reign's hand, Desolate, desolate, will I hence, and die, And bow my knee before his majesty: The last leave of thee takes my weeping eye. For Mowbray, and myself, are like two men
[Escunt. That vow a long and weary pilgrimage;
Then let us take a ceremonious leave,
35 And loving farewel, of our several friends, Enter the Lord Ilarshut and dumerle.
Miur. The appellant in all duty greets your Mar. My lord Aumerle, isHarryllerefordarm’d:
(To K. Rich. Aum. Yea, at all points; and longs to enter in. And craves to kiss your hand, and take his leave. Mar. The duke of Nortolk, sprightfully and bold, K.Rich. We will descend and fold him in our Stays but the summons of the appellant's trumpet. 40 dum. Why then, the champions are prepar'd, Cousin of Hereford, as thy cause is right,
So be thy fortune in this royal tight! For nothing but his majesty's approach. [Flourish. Farewel, my blood; which if to-day thou shed, The trumpets sound, and the king enters with Lament we may, but not revenge thee dead.
Gaunt, Bushy, Bugot, and others: whín they are 45 Boling: Oh, let no noble eye profane a lear set, enter the Duche of Norfoll: in armour'. For me, if I be gor'd with Mowbray's spear :
K.Rich. Marshal, demand of yonder champion As confident, as is the faulcon's figlit The cause of his arrival here in arms:
Against a bird, do I with Mowbray tight.Asķ bim his name; and orderly proceed
My loving lord, I take my leave of you;To swear him in the justice of his cause.
50 of you, my noble cousin, lord Aumerle ;Mur. In God's name, and the king's, say who Not sick, although I have to do with death; thou art,
[To Mlozbray. But lusty, young, and chearly drawing breath. – And why thou com’st, thus knightly clad in arms; Lo, as at English feasts, so I regreet Against what man thou com’st, and what thy quar- The daintiesi last, to make the end most sweet: Speak truly,on thy knighthood, and thy oath, (rel: 35 Oh thou, the earthly author of my blood,And so defend thee heaven, and thy valour!
[To Gaunt. Mowb. My naine is Thomas Mowbray, duke of Whose youthful spirit, in ine regenerate, Who hither coine engaged by niy oath, (Norfolk; Doth with a two-fold vigour lift me up (Which heaven detend a knight should violate!) To reach at victory above my head, Both to defend my loyalty and truth,
60 Add proof unto mine armour with thy prayers; To God, my king, and his succeeding issue, And with thy blessings steel my lance's point, Against the duke of Hereford that appeals me; That it may enter Mowbray's waxen 'coat,
· Mr. Stecvens observes on this passage, that “ waren may mcan either soft, and consequently penetrable, or flexible.
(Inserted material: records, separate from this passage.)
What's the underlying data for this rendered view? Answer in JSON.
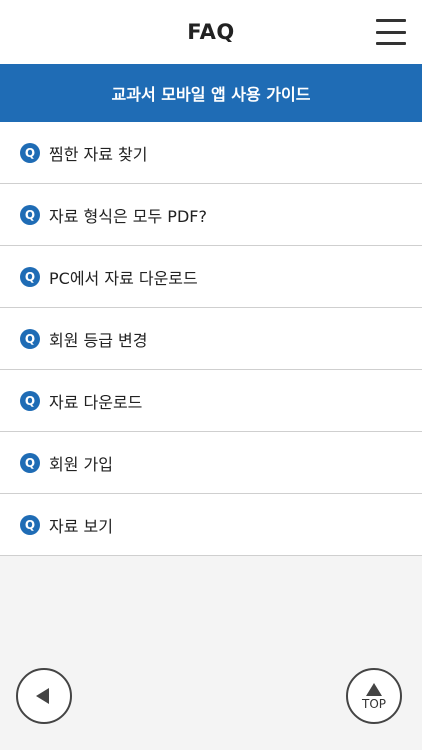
{
  "header": {
    "title": "FAQ",
    "menu_icon": "hamburger-menu-icon"
  },
  "banner": {
    "label": "교과서 모바일 앱 사용 가이드"
  },
  "faq": {
    "badge": "Q",
    "items": [
      {
        "label": "찜한 자료 찾기"
      },
      {
        "label": "자료 형식은 모두 PDF?"
      },
      {
        "label": "PC에서 자료 다운로드"
      },
      {
        "label": "회원 등급 변경"
      },
      {
        "label": "자료 다운로드"
      },
      {
        "label": "회원 가입"
      },
      {
        "label": "자료 보기"
      }
    ]
  },
  "footer": {
    "back_icon": "left-arrow-icon",
    "top_label": "TOP",
    "top_icon": "up-arrow-icon"
  },
  "colors": {
    "accent": "#1f6cb5",
    "background": "#f4f4f4"
  }
}
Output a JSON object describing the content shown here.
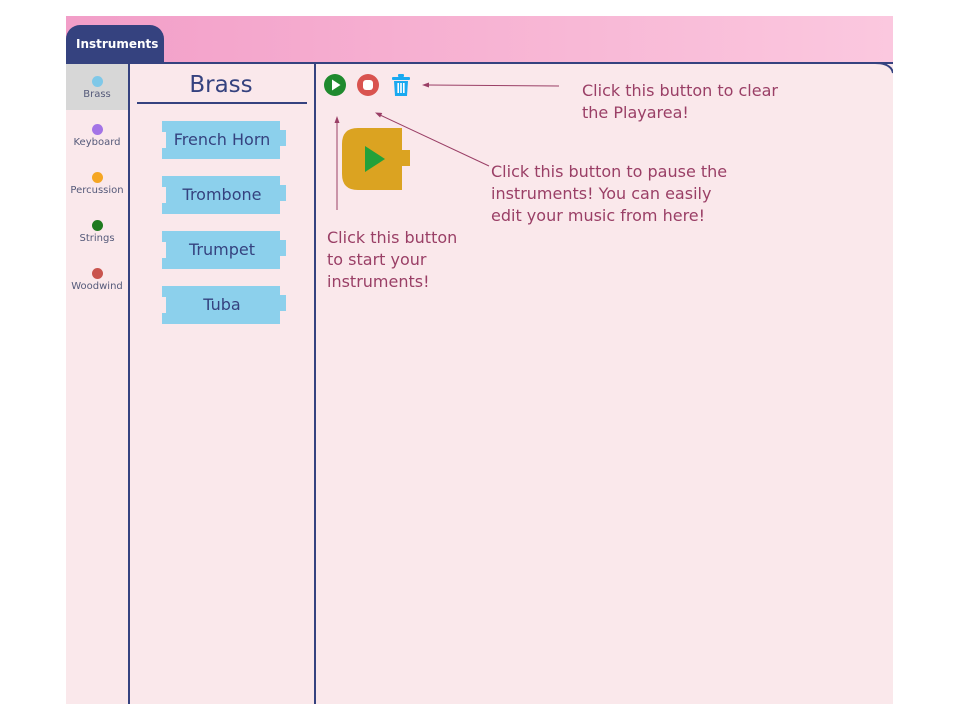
{
  "header": {
    "tab_label": "Instruments"
  },
  "categories": [
    {
      "label": "Brass",
      "color": "#7fc8e8",
      "selected": true
    },
    {
      "label": "Keyboard",
      "color": "#a374e6",
      "selected": false
    },
    {
      "label": "Percussion",
      "color": "#f5a623",
      "selected": false
    },
    {
      "label": "Strings",
      "color": "#1e7a1e",
      "selected": false
    },
    {
      "label": "Woodwind",
      "color": "#c9544e",
      "selected": false
    }
  ],
  "flyout": {
    "title": "Brass",
    "blocks": [
      "French Horn",
      "Trombone",
      "Trumpet",
      "Tuba"
    ],
    "block_color": "#8cd0ec"
  },
  "toolbar": {
    "play_icon": "play-circle-icon",
    "stop_icon": "stop-circle-icon",
    "trash_icon": "trash-icon",
    "play_color": "#1f8a2e",
    "stop_color": "#d9534f",
    "trash_color": "#19a9f0"
  },
  "workspace": {
    "start_block_color": "#dba321",
    "start_block_icon": "play-icon"
  },
  "annotations": {
    "clear": [
      "Click this button to clear",
      "the Playarea!"
    ],
    "pause": [
      "Click this button to pause the",
      "instruments! You can easily",
      "edit your music from here!"
    ],
    "start": [
      "Click this button",
      "to start your",
      "instruments!"
    ]
  }
}
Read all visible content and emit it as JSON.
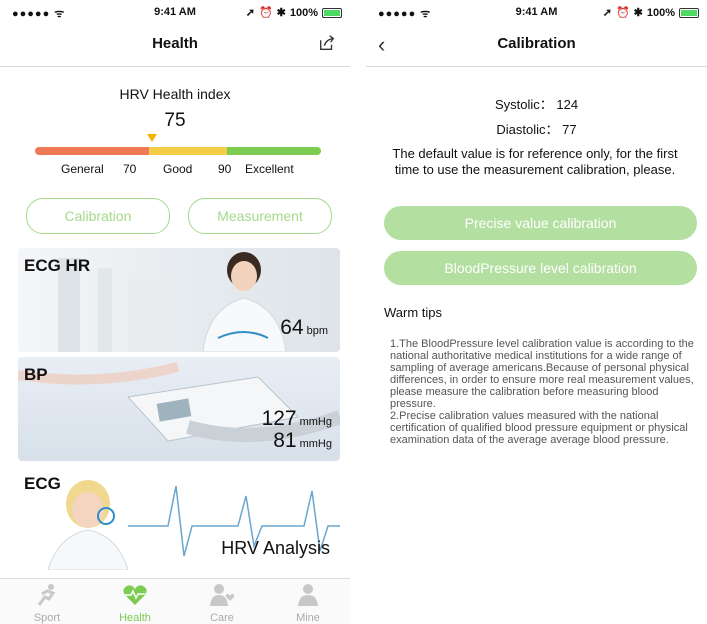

The brigandines or coats of mail, then in use, were composed of small pieces of steel quilted over one another, and yet so flexible as to accoinmodate the dress they form to every motion of the body,"